However, Apple's first-party magnetic Smart Covers will remain compatible with the third-generation iPad, the source reportedly said. That's because the new iPad, despite being slightly thicker, will have the same rounded side as the iPad 2.
In addition, two back covers (1, 2) claimed to be from prototype iPad hardware are available for sale on the global commerce site Alibaba.com. The plain aluminum backs do not show an Apple logo.
One reason for a thicker frame on the third-generation iPad could be the components necessary to include a high-resolution Retina Display. Numerous rumors have pointed toward Apple increasing the screen resolution of its iPad with a new model anticipated in 2012.
Apple introduced the Retina Display branding with the iPhone 4 starting in 2010. By packing more pixels onto the same screen size, Apple has boasted that the individual pixels are so small that they cannot be distinguished by the human eye.
In order to include a Retina Display, Apple may adopt entirely new display technology. One report in November suggested Apple would use IGZO displays from Sharp to reach a 330 dots-per-inch screen resolution. But that report claimed the IGZO display would also allow for a future iPad to be thinner, not thicker.
Other reports, however, claimed that Apple would utilize a dual-LED light bar system to illuminate the Retina Display of a third-generation iPad. Apple's apparent difficulties with the higher resolution displays and new LED backlight designs were said to have already affected the launch schedule of the next iPad.

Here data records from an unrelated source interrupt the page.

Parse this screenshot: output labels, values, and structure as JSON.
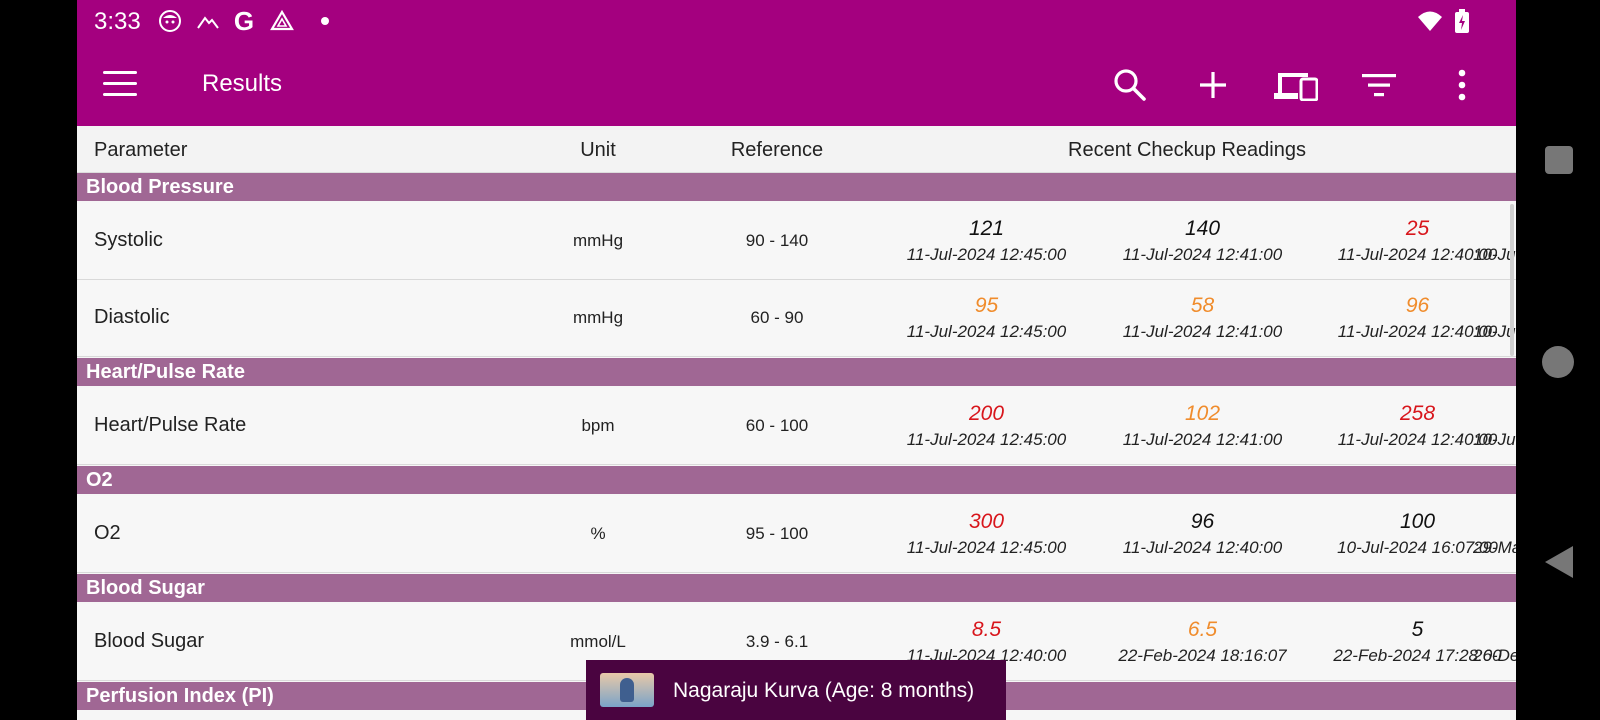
{
  "status": {
    "time": "3:33"
  },
  "toolbar": {
    "title": "Results"
  },
  "columns": {
    "parameter": "Parameter",
    "unit": "Unit",
    "reference": "Reference",
    "readings": "Recent Checkup Readings"
  },
  "sections": [
    {
      "name": "Blood Pressure"
    },
    {
      "name": "Heart/Pulse Rate"
    },
    {
      "name": "O2"
    },
    {
      "name": "Blood Sugar"
    },
    {
      "name": "Perfusion Index (PI)"
    }
  ],
  "rows": [
    {
      "param": "Systolic",
      "unit": "mmHg",
      "ref": "90 - 140",
      "readings": [
        {
          "value": "121",
          "date": "11-Jul-2024 12:45:00",
          "color": "#111111"
        },
        {
          "value": "140",
          "date": "11-Jul-2024 12:41:00",
          "color": "#111111"
        },
        {
          "value": "25",
          "date": "11-Jul-2024 12:40:00",
          "color": "#d8161c"
        },
        {
          "value": "",
          "date": "10-Ju",
          "color": "#111111"
        }
      ]
    },
    {
      "param": "Diastolic",
      "unit": "mmHg",
      "ref": "60 - 90",
      "readings": [
        {
          "value": "95",
          "date": "11-Jul-2024 12:45:00",
          "color": "#f08c2c"
        },
        {
          "value": "58",
          "date": "11-Jul-2024 12:41:00",
          "color": "#f08c2c"
        },
        {
          "value": "96",
          "date": "11-Jul-2024 12:40:00",
          "color": "#f08c2c"
        },
        {
          "value": "",
          "date": "10-Ju",
          "color": "#111111"
        }
      ]
    },
    {
      "param": "Heart/Pulse Rate",
      "unit": "bpm",
      "ref": "60 - 100",
      "readings": [
        {
          "value": "200",
          "date": "11-Jul-2024 12:45:00",
          "color": "#d8161c"
        },
        {
          "value": "102",
          "date": "11-Jul-2024 12:41:00",
          "color": "#f08c2c"
        },
        {
          "value": "258",
          "date": "11-Jul-2024 12:40:00",
          "color": "#d8161c"
        },
        {
          "value": "",
          "date": "10-Ju",
          "color": "#111111"
        }
      ]
    },
    {
      "param": "O2",
      "unit": "%",
      "ref": "95 - 100",
      "readings": [
        {
          "value": "300",
          "date": "11-Jul-2024 12:45:00",
          "color": "#d8161c"
        },
        {
          "value": "96",
          "date": "11-Jul-2024 12:40:00",
          "color": "#111111"
        },
        {
          "value": "100",
          "date": "10-Jul-2024 16:07:00",
          "color": "#111111"
        },
        {
          "value": "",
          "date": "29-Ma",
          "color": "#111111"
        }
      ]
    },
    {
      "param": "Blood Sugar",
      "unit": "mmol/L",
      "ref": "3.9 - 6.1",
      "readings": [
        {
          "value": "8.5",
          "date": "11-Jul-2024 12:40:00",
          "color": "#d8161c"
        },
        {
          "value": "6.5",
          "date": "22-Feb-2024 18:16:07",
          "color": "#f08c2c"
        },
        {
          "value": "5",
          "date": "22-Feb-2024 17:28:00",
          "color": "#111111"
        },
        {
          "value": "",
          "date": "26-De",
          "color": "#111111"
        }
      ]
    }
  ],
  "snackbar": {
    "text": "Nagaraju Kurva (Age: 8 months)"
  },
  "colors": {
    "primary": "#a4007f",
    "section": "#a06794",
    "high": "#d8161c",
    "warn": "#f08c2c"
  }
}
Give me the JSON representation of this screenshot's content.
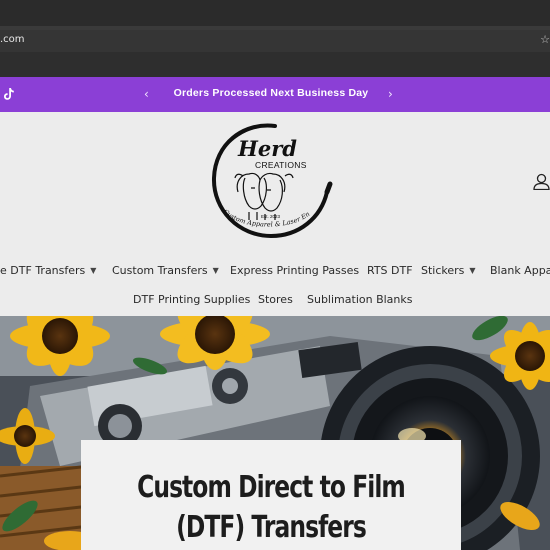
{
  "browser": {
    "url_fragment": ".com",
    "bookmark_icon": "star-icon"
  },
  "announcement": {
    "message": "Orders Processed Next Business Day",
    "prev_icon": "chevron-left-icon",
    "next_icon": "chevron-right-icon",
    "social_icon": "tiktok-icon",
    "background": "#8b3fd6"
  },
  "logo": {
    "line1": "Herd",
    "line2": "CREATIONS",
    "est": "Est. 2023",
    "tagline": "Custom Apparel & Laser Engraving"
  },
  "header": {
    "account_icon": "user-icon"
  },
  "nav": {
    "row1": [
      {
        "label": "gle DTF Transfers",
        "has_dropdown": true
      },
      {
        "label": "Custom Transfers",
        "has_dropdown": true
      },
      {
        "label": "Express Printing Passes",
        "has_dropdown": false
      },
      {
        "label": "RTS DTF",
        "has_dropdown": false
      },
      {
        "label": "Stickers",
        "has_dropdown": true
      },
      {
        "label": "Blank Appar",
        "has_dropdown": false
      }
    ],
    "row2": [
      {
        "label": "DTF Printing Supplies"
      },
      {
        "label": "Stores"
      },
      {
        "label": "Sublimation Blanks"
      }
    ]
  },
  "hero": {
    "title": "Custom Direct to Film (DTF) Transfers",
    "title_line1": "Custom Direct to Film",
    "title_line2": "(DTF) Transfers"
  }
}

Some of the confusion surrounding the next iPad coming from Apple's supply chain could be explained by a report from early November, which alleged that Apple has tasked its suppliers with the development of two tablet projects, code-named "J1" and "J2." Both of the new models were said to have different sizes, specifications and technologies from the current-generation iPad 2.